- be proactive in supporting the mission and activities of Grown in Britain.
- explore how best to improve the UK woodchain.
Home-grown Wood Product Selector tool
Sylva Foundation has developed a beta version of a Home-Grown Wood Product Selector decision support tool. This tool is provided free to use and aims to guide wood product users in decision making for sourcing timber and wood products in the UK. Sylva Foundation aims to develop this tool further with support from partners, and if investment can be attracted, develop a simple mobile application to improve accessibility and user experience.
The area of woodland in the UK is estimated to be 3.2M hectares (13%); meaning that it is the second least-wooded country in Europe. A significant proportion of woodland area (44%) has been certified under the UK Woodland Assurance Scheme. However, a similar area of woodland (e.g. 42% in England) is without a management plan compliant with the UK Forestry Standard (UKFS). Such non-compliant UKFS woodlands may be failing to deliver benefits to society, the environment, and to the UK economy.
The UK is the second largest importer of timber of any country in the world (second only to China), including 7.2M m3 of sawnwood and 5.3M tonnes of pulp and paper, amounting to £7.5 billion worth of imports . From its own forests, the UK produces 3.3M m3 of sawnwood, 3.0M m3 of wood-based panels, and 3.6M m3 of paper product.

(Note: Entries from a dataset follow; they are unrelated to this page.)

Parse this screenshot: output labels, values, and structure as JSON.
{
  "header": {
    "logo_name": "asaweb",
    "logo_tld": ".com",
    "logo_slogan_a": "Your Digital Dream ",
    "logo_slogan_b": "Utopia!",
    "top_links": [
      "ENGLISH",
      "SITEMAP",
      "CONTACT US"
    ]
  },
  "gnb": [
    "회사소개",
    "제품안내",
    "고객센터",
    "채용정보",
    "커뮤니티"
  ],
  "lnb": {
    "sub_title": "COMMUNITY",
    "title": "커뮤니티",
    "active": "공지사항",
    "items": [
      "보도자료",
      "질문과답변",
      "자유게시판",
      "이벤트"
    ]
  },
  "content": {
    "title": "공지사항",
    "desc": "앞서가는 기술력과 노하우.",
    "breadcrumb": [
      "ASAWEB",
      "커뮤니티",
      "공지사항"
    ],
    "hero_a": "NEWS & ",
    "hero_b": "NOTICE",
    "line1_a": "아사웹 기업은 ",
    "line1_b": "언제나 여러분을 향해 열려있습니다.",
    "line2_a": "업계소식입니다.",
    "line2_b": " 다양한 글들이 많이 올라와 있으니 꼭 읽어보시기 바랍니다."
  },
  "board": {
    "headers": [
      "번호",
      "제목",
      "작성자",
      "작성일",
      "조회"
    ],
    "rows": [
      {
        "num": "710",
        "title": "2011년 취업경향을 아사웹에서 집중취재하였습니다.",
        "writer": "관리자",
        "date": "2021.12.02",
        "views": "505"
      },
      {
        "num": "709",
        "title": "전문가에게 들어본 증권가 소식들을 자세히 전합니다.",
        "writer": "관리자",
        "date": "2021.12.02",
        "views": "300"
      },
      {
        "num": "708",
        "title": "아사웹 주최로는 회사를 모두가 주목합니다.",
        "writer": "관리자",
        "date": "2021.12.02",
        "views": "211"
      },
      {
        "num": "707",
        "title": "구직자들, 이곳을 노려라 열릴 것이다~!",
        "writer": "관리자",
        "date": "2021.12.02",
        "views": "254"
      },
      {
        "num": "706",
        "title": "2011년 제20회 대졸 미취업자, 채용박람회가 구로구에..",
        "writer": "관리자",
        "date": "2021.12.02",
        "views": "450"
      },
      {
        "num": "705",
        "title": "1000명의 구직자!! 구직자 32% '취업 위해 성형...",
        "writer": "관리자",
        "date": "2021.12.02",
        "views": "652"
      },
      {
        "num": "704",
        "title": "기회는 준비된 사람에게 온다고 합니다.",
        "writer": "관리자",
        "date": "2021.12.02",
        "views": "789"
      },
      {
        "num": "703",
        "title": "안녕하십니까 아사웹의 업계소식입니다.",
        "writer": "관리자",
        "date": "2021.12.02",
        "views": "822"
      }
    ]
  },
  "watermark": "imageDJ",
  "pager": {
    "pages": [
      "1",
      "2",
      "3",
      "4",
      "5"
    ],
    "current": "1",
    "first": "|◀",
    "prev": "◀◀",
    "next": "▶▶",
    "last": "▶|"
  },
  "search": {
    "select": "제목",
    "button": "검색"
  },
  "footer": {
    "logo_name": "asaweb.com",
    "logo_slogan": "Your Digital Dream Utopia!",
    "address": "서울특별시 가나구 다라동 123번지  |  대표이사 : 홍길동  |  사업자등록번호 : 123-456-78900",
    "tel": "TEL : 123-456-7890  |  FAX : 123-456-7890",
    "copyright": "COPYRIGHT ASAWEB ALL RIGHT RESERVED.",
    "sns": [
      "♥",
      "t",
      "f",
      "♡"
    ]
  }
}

It may seem obvious that a country with low woodland cover may be reliant on timber imports for much of its needs, however the current low level of woodland management in the UK is a real concern. Not only does a reliance on wood product imports leads to significant carbon footprint due to transportation (‘wood-miles’), but the under-performance of the UK timber market means that woodland owners may remain unmotivated to improve the condition of their woodlands, or even to invest in creating new woodland. Good woodland management (as measured against the UKFS) is closely linked not only to the economy, but also to the environmental condition of our woodlands.